Currently, most Uber drivers are barred from joining together and suing the company because they signed an arbitration agreement forbidding it. (They are, however, allowed to do so in sexual-harassment cases.) Arbitration agreements, which generally are used as a condition of employment and require a worker to take a case to arbitration instead of court, have become more prevalent in recent years. More than 55% of the American workforce is subject to these agreements, according to a 2018 report from the Economic Policy Institute.

Proponents of arbitration contend that it’s faster and cheaper than court. Critics of these agreements, also known as mandatory or forced arbitration, say they revoke a worker’s right to collective action against an employer, further skewing the power balance between employer and employee.

In the last year, in part propelled by concerns that arbitration agreements could hamper the #MeToo movement, workers have taken up the mandatory arbitration cause, fighting for their employers to end the practice. Some companies, including Microsoft and Uber, ended forced arbitration for sexual-harassment claims. Others, like Google, have eliminated it all together after months of pressure from employees.

The class-action against Uber was originally brought by Jaswinder Singh, a former Uber driver based in Monmouth County, N.J., who said he regularly worked more than 40 hours a week and was entitled to overtime pay because he was misclassified as an independent contractor. A District Court originally ruled that Singh had to follow the arbitration agreement and could not bring the case to court.

But this week, the appeals court overturned that decision, saying Singh and his fellow drivers didn’t have to follow the agreement because they are transportation workers “engaged in foreign or interstate commerce," who are exempted by the Federal Arbitration Act.

Now it’s up to a District Court to decide if Uber drivers are truly “engaged in foreign or interstate commerce.” Justin Swidler, Singh’s attorney, believes it’s straightforward: Uber drivers in places such as New Jersey and Philadelphia take passengers across state lines all the time.
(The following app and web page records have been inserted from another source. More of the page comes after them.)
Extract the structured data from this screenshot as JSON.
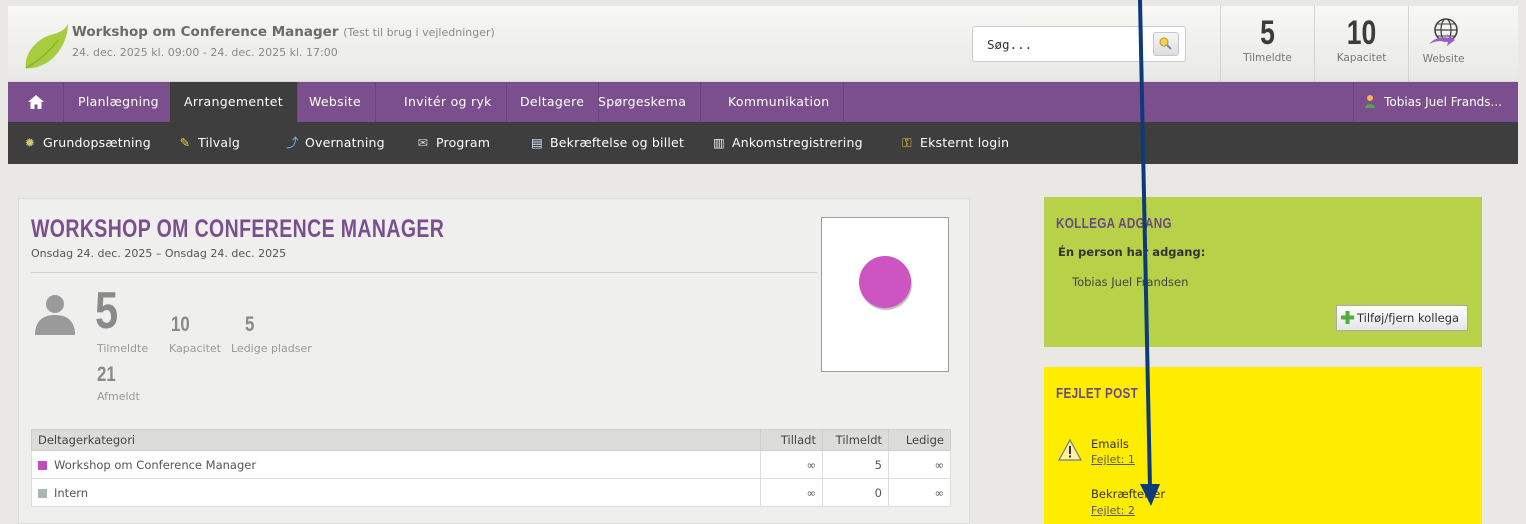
{
  "header": {
    "title": "Workshop om Conference Manager",
    "subtitle": "(Test til brug i vejledninger)",
    "dates": "24. dec. 2025 kl. 09:00 - 24. dec. 2025 kl. 17:00",
    "search_placeholder": "Søg...",
    "stats": [
      {
        "value": "5",
        "label": "Tilmeldte"
      },
      {
        "value": "10",
        "label": "Kapacitet"
      }
    ],
    "website_label": "Website"
  },
  "main_nav": {
    "home_icon": "home-icon",
    "items": [
      "Planlægning",
      "Arrangementet",
      "Website",
      "Invitér og ryk",
      "Deltagere",
      "Spørgeskema",
      "Kommunikation"
    ],
    "active": "Arrangementet",
    "user": "Tobias Juel Frands..."
  },
  "sub_nav": {
    "items": [
      {
        "label": "Grundopsætning",
        "icon": "gear-icon"
      },
      {
        "label": "Tilvalg",
        "icon": "pencil-icon"
      },
      {
        "label": "Overnatning",
        "icon": "bed-icon"
      },
      {
        "label": "Program",
        "icon": "program-icon"
      },
      {
        "label": "Bekræftelse og billet",
        "icon": "document-icon"
      },
      {
        "label": "Ankomstregistrering",
        "icon": "barcode-icon"
      },
      {
        "label": "Eksternt login",
        "icon": "key-icon"
      }
    ]
  },
  "event": {
    "title": "WORKSHOP OM CONFERENCE MANAGER",
    "dates": "Onsdag 24. dec. 2025 – Onsdag 24. dec. 2025",
    "registered": {
      "value": "5",
      "label": "Tilmeldte"
    },
    "capacity": {
      "value": "10",
      "label": "Kapacitet"
    },
    "free": {
      "value": "5",
      "label": "Ledige pladser"
    },
    "cancelled": {
      "value": "21",
      "label": "Afmeldt"
    },
    "preview_color": "#cc55c1"
  },
  "categories_table": {
    "headers": [
      "Deltagerkategori",
      "Tilladt",
      "Tilmeldt",
      "Ledige"
    ],
    "rows": [
      {
        "name": "Workshop om Conference Manager",
        "color": "#c04dbd",
        "allowed": "∞",
        "registered": "5",
        "free": "∞"
      },
      {
        "name": "Intern",
        "color": "#aab5b5",
        "allowed": "∞",
        "registered": "0",
        "free": "∞"
      }
    ]
  },
  "colleague_box": {
    "title": "KOLLEGA ADGANG",
    "subtitle": "Én person har adgang:",
    "person": "Tobias Juel Frandsen",
    "button": "Tilføj/fjern kollega",
    "color": "#b7d248"
  },
  "failed_box": {
    "title": "FEJLET POST",
    "items": [
      {
        "label": "Emails",
        "link": "Fejlet: 1"
      },
      {
        "label": "Bekræftelser",
        "link": "Fejlet: 2"
      }
    ],
    "color": "#ffed00"
  },
  "annotation_arrow_color": "#0d3a78"
}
(This semantic wrangling sounds much like the current battle over whether drivers are core to Uber’s business, which is one of the tests of the new California law that could force Uber to reclassify its workers as employees. Uber’s chief legal officer said Wednesday that “driver’s work is outside the usual course of Uber’s business, which is serving as a technology platform for several different types of digital marketplaces.”)
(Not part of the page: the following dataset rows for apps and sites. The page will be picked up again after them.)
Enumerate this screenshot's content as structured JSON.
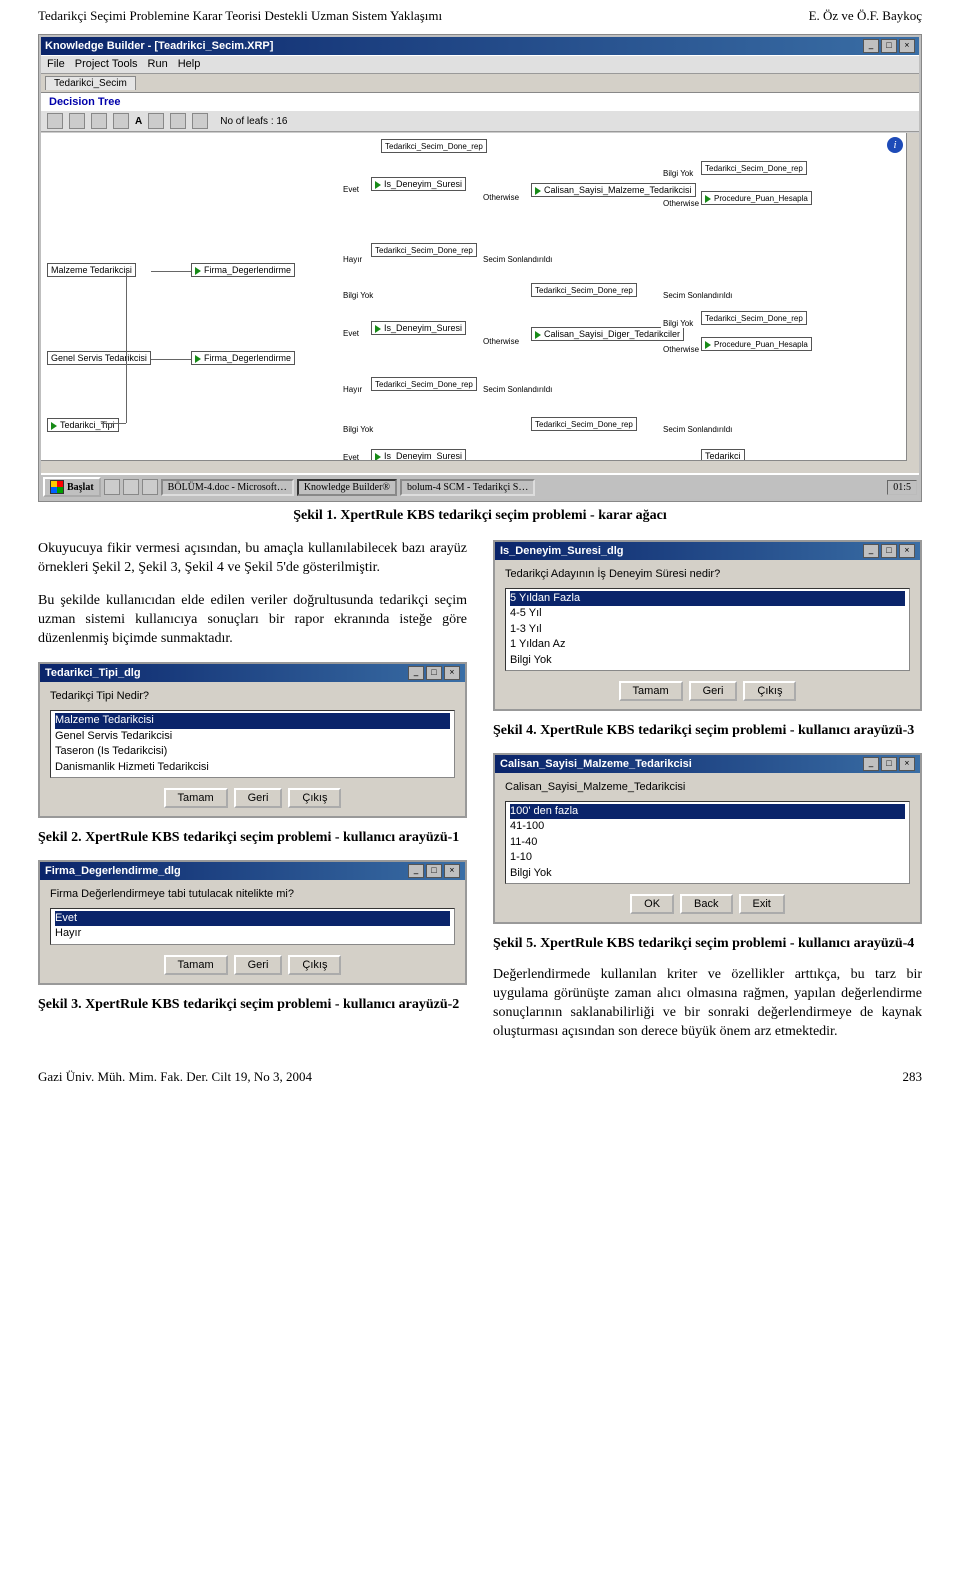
{
  "header": {
    "left": "Tedarikçi Seçimi Problemine Karar Teorisi Destekli Uzman Sistem Yaklaşımı",
    "right": "E. Öz  ve Ö.F. Baykoç"
  },
  "main_screenshot": {
    "window_title": "Knowledge Builder - [Teadrikci_Secim.XRP]",
    "menus": [
      "File",
      "Project Tools",
      "Run",
      "Help"
    ],
    "tab": "Tedarikci_Secim",
    "section": "Decision Tree",
    "leaf_info": "No of leafs : 16",
    "info_icon": "i",
    "tree": {
      "root": "Tedarikci_Tipi",
      "branch1_label": "Malzeme Tedarikcisi",
      "branch2_label": "Genel Servis Tedarikcisi",
      "firma": "Firma_Degerlendirme",
      "evet": "Evet",
      "hayir": "Hayır",
      "otherwise": "Otherwise",
      "bilgi_yok": "Bilgi Yok",
      "is_deneyim": "Is_Deneyim_Suresi",
      "calisan_malzeme": "Calisan_Sayisi_Malzeme_Tedarikcisi",
      "calisan_diger": "Calisan_Sayisi_Diger_Tedarikciler",
      "sdone": "Tedarikci_Secim_Done_rep",
      "proc": "Procedure_Puan_Hesapla",
      "sonland": "Secim Sonlandırıldı",
      "tedarikci": "Tedarikci"
    },
    "taskbar": {
      "start": "Başlat",
      "items": [
        "BÖLÜM-4.doc - Microsoft…",
        "Knowledge Builder®",
        "bolum-4 SCM - Tedarikçi S…"
      ],
      "time": "01:5"
    }
  },
  "caption1": "Şekil 1. XpertRule KBS tedarikçi seçim problemi - karar ağacı",
  "para1": "Okuyucuya fikir vermesi açısından, bu amaçla kullanılabilecek bazı arayüz örnekleri Şekil 2, Şekil 3, Şekil 4 ve Şekil 5'de gösterilmiştir.",
  "para2": "Bu şekilde kullanıcıdan elde edilen veriler doğrultusunda tedarikçi seçim uzman sistemi kullanıcıya sonuçları bir rapor ekranında isteğe göre düzenlenmiş biçimde sunmaktadır.",
  "dlg2": {
    "title": "Tedarikci_Tipi_dlg",
    "prompt": "Tedarikçi Tipi Nedir?",
    "options": [
      "Malzeme Tedarikcisi",
      "Genel Servis Tedarikcisi",
      "Taseron (Is Tedarikcisi)",
      "Danismanlik Hizmeti Tedarikcisi"
    ],
    "btns": [
      "Tamam",
      "Geri",
      "Çıkış"
    ]
  },
  "dlg3": {
    "title": "Firma_Degerlendirme_dlg",
    "prompt": "Firma Değerlendirmeye tabi tutulacak nitelikte mi?",
    "options": [
      "Evet",
      "Hayır"
    ],
    "btns": [
      "Tamam",
      "Geri",
      "Çıkış"
    ]
  },
  "dlg4": {
    "title": "Is_Deneyim_Suresi_dlg",
    "prompt": "Tedarikçi Adayının İş Deneyim Süresi nedir?",
    "options": [
      "5 Yıldan Fazla",
      "4-5 Yıl",
      "1-3 Yıl",
      "1 Yıldan Az",
      "Bilgi Yok"
    ],
    "btns": [
      "Tamam",
      "Geri",
      "Çıkış"
    ]
  },
  "dlg5": {
    "title": "Calisan_Sayisi_Malzeme_Tedarikcisi",
    "prompt": "Calisan_Sayisi_Malzeme_Tedarikcisi",
    "options": [
      "100' den fazla",
      "41-100",
      "11-40",
      "1-10",
      "Bilgi Yok"
    ],
    "btns": [
      "OK",
      "Back",
      "Exit"
    ]
  },
  "cap2": "Şekil 2. XpertRule KBS tedarikçi seçim problemi - kullanıcı arayüzü-1",
  "cap3": "Şekil 3. XpertRule KBS tedarikçi seçim problemi - kullanıcı arayüzü-2",
  "cap4": "Şekil 4. XpertRule KBS tedarikçi seçim problemi - kullanıcı arayüzü-3",
  "cap5": "Şekil 5. XpertRule KBS tedarikçi seçim problemi - kullanıcı arayüzü-4",
  "para3": "Değerlendirmede kullanılan kriter ve özellikler arttıkça, bu tarz bir uygulama görünüşte zaman alıcı olmasına rağmen, yapılan değerlendirme sonuçlarının saklanabilirliği ve bir sonraki değerlendirmeye de kaynak oluşturması açısından son derece büyük önem arz etmektedir.",
  "footer": {
    "left": "Gazi Üniv. Müh. Mim. Fak. Der. Cilt 19, No 3, 2004",
    "right": "283"
  }
}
It’s the first time a court has upheld this exemption as a way to invalidate Uber arbitration agreements, Swidler said, and it could pave the way for thousands of drivers’ arbitration agreements to become null.

Uber, of course, does not agree.

“The ruling sends the case back to the district court for additional discovery to decide whether the parties should be in arbitration,” Uber spokesperson Harry Hartfield said in a statement. “The court did not express any view on the validity of Uber’s arbitration agreements.”